When purchasing from a reputable breeder, the average price for a Huskita is between $500 to $1,200. Adopting a Huskita costs less, around $300 to cover the shelter’s expenses in caring for your dog.
You might also have to shoulder your dog’s initial vaccinations, which cost around $100. Additionally, spaying or neutering procedures can cost $75 to $200, depending on your area and the veterinary clinic you choose.
Other common costs of owning a Huskita are as follows:
- Dog bed and crate: $20 to $100
- Food and water bowls: $10 to $30
- Leash, collar, and dog tag: $30 to $100
- Dog food expenses: $40 to $100 per month
- Grooming costs: $50 to $75 per session
- Vet visits and pet insurance: $700 to $1,000 per year

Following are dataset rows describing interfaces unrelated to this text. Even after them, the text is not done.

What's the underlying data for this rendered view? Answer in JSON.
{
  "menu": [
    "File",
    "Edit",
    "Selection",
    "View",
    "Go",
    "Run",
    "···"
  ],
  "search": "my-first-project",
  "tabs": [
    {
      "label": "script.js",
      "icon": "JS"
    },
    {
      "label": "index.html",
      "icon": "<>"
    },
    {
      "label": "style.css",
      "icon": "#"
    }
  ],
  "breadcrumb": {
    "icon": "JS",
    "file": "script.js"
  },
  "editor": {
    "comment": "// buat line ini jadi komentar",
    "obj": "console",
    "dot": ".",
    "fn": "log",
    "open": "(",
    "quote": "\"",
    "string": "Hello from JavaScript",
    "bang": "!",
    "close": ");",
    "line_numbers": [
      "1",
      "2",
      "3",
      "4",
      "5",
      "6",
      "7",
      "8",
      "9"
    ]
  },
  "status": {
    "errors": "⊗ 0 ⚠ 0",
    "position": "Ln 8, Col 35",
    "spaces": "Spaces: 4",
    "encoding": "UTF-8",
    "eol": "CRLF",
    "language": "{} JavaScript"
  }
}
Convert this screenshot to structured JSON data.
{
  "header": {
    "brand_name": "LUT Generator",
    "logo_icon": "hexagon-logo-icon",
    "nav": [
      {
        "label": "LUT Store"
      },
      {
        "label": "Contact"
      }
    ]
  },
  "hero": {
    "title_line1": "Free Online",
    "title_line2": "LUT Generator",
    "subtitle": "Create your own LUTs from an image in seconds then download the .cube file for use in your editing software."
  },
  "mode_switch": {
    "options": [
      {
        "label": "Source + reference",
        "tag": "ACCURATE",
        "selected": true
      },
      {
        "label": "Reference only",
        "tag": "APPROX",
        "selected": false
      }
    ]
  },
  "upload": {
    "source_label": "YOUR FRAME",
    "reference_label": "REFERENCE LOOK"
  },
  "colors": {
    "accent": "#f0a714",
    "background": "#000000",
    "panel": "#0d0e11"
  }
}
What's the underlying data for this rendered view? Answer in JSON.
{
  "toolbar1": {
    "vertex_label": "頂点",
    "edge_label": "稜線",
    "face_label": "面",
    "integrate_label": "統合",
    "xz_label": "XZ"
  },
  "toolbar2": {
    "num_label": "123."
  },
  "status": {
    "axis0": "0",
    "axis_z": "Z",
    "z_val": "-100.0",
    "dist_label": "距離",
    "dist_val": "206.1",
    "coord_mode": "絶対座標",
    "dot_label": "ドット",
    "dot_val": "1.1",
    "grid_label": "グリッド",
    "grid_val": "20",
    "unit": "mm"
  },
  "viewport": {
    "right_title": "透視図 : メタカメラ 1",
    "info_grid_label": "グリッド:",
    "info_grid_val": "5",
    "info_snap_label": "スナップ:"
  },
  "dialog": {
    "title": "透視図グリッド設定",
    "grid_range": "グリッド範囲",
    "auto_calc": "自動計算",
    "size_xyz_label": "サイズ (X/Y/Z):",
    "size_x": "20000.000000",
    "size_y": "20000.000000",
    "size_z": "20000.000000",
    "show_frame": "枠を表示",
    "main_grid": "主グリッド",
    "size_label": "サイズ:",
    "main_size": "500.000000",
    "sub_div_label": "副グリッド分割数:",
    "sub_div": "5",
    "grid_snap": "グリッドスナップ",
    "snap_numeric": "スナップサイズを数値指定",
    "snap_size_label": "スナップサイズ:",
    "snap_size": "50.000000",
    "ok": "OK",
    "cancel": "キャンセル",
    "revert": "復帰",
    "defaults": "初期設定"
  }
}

- Training fees: $30 to $50 per class
If you’re looking for a loyal, intelligent, and athletic companion, a Husky mix with Akita is surely worth considering! In addition to having a gorgeous coat and striking physical features, this magnificent mixed dog breed has an affectionate temperament that’s perfect for families.
In terms of care, Huskitas need a healthy diet, sufficient exercise, and regular vet visits to stay in good shape. Remember to follow the tips we mentioned on proper grooming and socialization training for your furry friend!
Lastly, don’t forget to bond with your Huskita, and observe your pet’s behavior and well-being. Huskitas tend to be hyper-sensitive or aggressive when their needs aren’t being met, so be sure to give your pet all the TLC that he needs!